Snowball Edge pricing starts at $300 for 10 days and then $30 per day after that, which comes out to $10,650 per year. While that number seems high, it could be worth the price to avoid the impact of possible data breaches. Early uses of Snowball Edge include offline video and image collection, scientific data aggregation and healthcare.
Greengrass expands hybrid possibilities
AWS says that Greengrass can enable a higher set of use cases than Snowball Edge alone with more programming flexibility and integration with different kinds of hardware. In many cases, Greengrass will also be cheaper than Snowball Edge, unless you plan to send terabytes of data to the cloud.
Greengrass Core essentially provides the ability for enterprises and third parties to package some of the best aspects of AWS security and management into a Greengrass service that costs less than a quarter per month, plus an annual fee. Third-party hardware vendors, like Dell and IBM, are starting to incorporate software from providers like Canonical, a proponent of open source software, to stake their claims to the edge computing market. And once users establish best practices for these deployments, consultants will promote similar hybrid approaches.
Enterprises and third parties can customize various kinds of edge servers with more Lambda functions. Over a dozen companies, including Qualcomm Technologies, Intel, Raspberry Pi Foundation, Samsung and Lenovo, plan to embed AWS Greengrass into third-party hardware.
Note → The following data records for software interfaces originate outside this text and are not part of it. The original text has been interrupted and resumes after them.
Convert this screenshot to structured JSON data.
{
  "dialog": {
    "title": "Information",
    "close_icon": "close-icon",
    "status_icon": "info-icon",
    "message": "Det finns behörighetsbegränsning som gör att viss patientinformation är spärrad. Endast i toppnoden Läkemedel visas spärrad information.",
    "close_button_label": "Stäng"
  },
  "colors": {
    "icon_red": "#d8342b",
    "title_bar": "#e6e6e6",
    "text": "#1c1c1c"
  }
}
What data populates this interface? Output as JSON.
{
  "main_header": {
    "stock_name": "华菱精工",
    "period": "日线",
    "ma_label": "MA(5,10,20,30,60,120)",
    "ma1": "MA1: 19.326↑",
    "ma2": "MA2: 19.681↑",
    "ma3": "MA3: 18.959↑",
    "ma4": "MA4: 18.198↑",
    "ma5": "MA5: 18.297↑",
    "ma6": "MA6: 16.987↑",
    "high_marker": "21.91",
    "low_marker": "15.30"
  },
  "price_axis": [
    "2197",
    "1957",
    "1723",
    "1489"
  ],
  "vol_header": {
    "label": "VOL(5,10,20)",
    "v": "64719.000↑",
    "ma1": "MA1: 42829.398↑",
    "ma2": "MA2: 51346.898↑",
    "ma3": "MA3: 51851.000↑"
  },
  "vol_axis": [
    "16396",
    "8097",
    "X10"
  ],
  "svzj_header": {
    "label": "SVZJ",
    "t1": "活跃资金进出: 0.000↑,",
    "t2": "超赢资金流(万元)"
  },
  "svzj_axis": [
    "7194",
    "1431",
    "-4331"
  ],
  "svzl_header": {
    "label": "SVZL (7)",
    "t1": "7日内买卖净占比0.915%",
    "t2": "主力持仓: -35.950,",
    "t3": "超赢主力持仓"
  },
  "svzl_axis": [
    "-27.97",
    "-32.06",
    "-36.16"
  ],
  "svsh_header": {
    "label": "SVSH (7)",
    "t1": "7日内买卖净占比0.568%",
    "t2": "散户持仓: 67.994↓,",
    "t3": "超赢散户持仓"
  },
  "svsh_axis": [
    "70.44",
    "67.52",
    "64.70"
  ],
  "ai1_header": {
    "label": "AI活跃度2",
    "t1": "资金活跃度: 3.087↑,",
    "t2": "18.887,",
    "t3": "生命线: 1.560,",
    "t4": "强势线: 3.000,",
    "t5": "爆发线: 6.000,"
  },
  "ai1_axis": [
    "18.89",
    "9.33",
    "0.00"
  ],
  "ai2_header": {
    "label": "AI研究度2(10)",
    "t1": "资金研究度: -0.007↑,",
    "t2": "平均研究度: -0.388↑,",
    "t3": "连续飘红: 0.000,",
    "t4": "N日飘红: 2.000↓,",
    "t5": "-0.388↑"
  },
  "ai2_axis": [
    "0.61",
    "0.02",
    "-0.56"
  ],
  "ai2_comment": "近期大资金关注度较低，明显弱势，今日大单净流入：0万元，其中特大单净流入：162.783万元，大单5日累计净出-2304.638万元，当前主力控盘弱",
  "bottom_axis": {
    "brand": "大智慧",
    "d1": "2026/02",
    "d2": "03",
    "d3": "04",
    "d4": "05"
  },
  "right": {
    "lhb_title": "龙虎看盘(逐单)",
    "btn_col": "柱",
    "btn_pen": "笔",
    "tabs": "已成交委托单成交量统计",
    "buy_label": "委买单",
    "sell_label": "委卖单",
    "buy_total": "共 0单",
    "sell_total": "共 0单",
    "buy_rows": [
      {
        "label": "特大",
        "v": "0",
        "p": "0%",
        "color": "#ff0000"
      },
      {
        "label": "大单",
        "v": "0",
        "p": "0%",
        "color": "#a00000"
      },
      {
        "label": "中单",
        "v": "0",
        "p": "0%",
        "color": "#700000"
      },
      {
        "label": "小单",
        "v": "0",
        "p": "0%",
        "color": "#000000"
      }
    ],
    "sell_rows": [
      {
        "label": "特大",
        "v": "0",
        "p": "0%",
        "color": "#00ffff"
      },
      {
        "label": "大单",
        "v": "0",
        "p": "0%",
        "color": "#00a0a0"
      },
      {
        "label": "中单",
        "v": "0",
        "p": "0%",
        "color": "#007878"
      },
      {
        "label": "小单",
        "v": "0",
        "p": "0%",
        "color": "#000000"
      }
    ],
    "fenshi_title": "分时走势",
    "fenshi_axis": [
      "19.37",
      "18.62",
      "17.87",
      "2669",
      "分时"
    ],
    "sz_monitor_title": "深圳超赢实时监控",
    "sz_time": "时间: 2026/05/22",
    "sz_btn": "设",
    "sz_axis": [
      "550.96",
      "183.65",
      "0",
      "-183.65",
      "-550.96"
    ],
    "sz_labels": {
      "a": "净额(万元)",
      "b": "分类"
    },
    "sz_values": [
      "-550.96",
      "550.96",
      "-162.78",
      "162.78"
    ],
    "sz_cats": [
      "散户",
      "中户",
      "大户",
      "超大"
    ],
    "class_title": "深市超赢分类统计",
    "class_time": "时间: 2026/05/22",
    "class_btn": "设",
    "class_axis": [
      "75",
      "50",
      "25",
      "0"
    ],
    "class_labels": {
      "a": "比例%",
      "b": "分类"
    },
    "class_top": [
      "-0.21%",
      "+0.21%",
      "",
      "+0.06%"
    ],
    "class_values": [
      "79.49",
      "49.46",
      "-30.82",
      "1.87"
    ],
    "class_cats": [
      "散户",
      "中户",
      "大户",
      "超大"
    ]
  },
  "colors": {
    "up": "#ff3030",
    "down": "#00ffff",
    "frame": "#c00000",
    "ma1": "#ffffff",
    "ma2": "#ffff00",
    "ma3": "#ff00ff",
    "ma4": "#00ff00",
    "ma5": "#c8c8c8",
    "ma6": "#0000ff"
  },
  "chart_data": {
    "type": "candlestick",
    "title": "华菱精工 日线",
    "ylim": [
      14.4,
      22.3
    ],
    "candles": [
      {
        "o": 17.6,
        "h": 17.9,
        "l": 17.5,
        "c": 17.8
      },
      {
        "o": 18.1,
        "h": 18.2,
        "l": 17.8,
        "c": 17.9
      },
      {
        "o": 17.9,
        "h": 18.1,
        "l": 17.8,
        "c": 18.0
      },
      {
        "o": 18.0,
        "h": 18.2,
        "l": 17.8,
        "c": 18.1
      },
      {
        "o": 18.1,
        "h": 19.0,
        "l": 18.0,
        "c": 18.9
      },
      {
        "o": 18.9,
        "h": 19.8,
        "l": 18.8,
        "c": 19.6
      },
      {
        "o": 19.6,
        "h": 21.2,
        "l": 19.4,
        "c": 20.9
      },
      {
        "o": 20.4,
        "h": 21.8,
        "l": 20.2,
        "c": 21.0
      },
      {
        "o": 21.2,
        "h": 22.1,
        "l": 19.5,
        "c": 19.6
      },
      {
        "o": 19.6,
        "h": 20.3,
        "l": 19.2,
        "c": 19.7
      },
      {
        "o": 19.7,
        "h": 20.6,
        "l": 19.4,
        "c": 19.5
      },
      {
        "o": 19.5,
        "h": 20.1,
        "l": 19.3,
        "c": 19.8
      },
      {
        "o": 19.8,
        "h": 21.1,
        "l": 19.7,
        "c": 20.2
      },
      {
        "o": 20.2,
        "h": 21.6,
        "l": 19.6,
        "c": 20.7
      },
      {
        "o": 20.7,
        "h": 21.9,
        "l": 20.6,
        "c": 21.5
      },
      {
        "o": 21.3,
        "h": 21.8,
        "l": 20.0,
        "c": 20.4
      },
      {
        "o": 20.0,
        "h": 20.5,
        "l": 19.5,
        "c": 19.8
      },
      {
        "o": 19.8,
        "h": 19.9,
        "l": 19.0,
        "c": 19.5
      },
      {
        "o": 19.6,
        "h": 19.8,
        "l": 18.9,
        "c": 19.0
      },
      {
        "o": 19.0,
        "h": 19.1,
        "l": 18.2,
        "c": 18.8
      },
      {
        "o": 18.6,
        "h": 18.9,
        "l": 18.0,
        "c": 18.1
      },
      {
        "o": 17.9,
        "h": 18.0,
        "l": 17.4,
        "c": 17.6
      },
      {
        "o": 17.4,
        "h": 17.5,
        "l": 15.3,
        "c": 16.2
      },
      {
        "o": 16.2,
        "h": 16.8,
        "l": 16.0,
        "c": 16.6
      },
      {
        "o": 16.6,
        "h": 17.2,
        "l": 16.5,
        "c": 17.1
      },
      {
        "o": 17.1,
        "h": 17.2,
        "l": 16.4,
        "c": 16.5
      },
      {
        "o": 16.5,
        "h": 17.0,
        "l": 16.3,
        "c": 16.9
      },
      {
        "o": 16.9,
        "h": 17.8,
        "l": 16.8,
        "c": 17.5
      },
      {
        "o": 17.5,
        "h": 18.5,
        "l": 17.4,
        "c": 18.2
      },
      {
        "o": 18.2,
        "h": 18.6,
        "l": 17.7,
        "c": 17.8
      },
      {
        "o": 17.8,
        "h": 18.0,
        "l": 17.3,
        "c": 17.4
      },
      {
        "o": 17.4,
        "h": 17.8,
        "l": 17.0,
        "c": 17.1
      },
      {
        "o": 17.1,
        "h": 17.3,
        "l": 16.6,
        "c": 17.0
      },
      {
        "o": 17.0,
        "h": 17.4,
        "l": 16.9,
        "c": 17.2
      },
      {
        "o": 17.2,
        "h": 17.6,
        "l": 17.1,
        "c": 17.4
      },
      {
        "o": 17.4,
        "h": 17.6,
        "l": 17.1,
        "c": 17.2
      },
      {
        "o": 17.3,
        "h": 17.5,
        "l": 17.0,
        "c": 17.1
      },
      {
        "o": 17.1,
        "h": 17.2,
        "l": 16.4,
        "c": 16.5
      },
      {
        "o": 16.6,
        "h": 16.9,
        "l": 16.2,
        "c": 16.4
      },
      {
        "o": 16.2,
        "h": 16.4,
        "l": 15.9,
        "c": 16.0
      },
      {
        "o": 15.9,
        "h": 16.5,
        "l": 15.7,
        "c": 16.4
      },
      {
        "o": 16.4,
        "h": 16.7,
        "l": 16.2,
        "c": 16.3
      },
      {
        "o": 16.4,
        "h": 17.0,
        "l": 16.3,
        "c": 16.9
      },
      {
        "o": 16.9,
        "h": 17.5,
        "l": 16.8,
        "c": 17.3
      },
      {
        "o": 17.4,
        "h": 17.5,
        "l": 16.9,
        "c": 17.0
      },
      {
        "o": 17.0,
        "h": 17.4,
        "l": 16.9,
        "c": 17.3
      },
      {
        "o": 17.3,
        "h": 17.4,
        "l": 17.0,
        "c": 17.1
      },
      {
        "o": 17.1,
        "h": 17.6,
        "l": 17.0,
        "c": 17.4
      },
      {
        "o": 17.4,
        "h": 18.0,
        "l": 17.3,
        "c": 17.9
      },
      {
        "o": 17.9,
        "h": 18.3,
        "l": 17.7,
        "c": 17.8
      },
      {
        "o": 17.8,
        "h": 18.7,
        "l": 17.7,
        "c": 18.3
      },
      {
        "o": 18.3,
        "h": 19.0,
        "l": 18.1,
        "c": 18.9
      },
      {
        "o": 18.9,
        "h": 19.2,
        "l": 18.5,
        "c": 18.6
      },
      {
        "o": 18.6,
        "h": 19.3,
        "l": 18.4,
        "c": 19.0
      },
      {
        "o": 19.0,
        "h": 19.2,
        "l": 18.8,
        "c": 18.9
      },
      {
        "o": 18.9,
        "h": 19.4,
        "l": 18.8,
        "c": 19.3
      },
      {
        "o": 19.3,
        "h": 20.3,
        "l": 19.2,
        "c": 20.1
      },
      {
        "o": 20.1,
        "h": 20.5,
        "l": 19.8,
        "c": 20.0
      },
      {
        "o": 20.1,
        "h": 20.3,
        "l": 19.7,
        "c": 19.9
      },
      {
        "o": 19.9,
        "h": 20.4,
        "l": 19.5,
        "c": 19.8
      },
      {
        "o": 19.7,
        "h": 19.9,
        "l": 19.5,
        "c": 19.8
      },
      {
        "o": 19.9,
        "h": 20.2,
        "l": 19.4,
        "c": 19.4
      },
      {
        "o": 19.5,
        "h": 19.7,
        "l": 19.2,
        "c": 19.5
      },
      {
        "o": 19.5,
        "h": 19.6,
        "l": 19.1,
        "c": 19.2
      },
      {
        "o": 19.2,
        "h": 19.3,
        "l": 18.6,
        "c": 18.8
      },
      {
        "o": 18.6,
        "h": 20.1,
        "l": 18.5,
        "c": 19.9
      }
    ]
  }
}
Greengrass deployments reduce latency between apps running on edge servers and IoT devices or existing enterprise data stores. Nokia reported that early experiments found round-trip times decreased 28% and latency reduced 39% by processing data at the edge compared to the cloud. This kind of distributed architecture could reduce the time to transform, summarize or analyze enterprise data stored on private servers before it's sent to the cloud.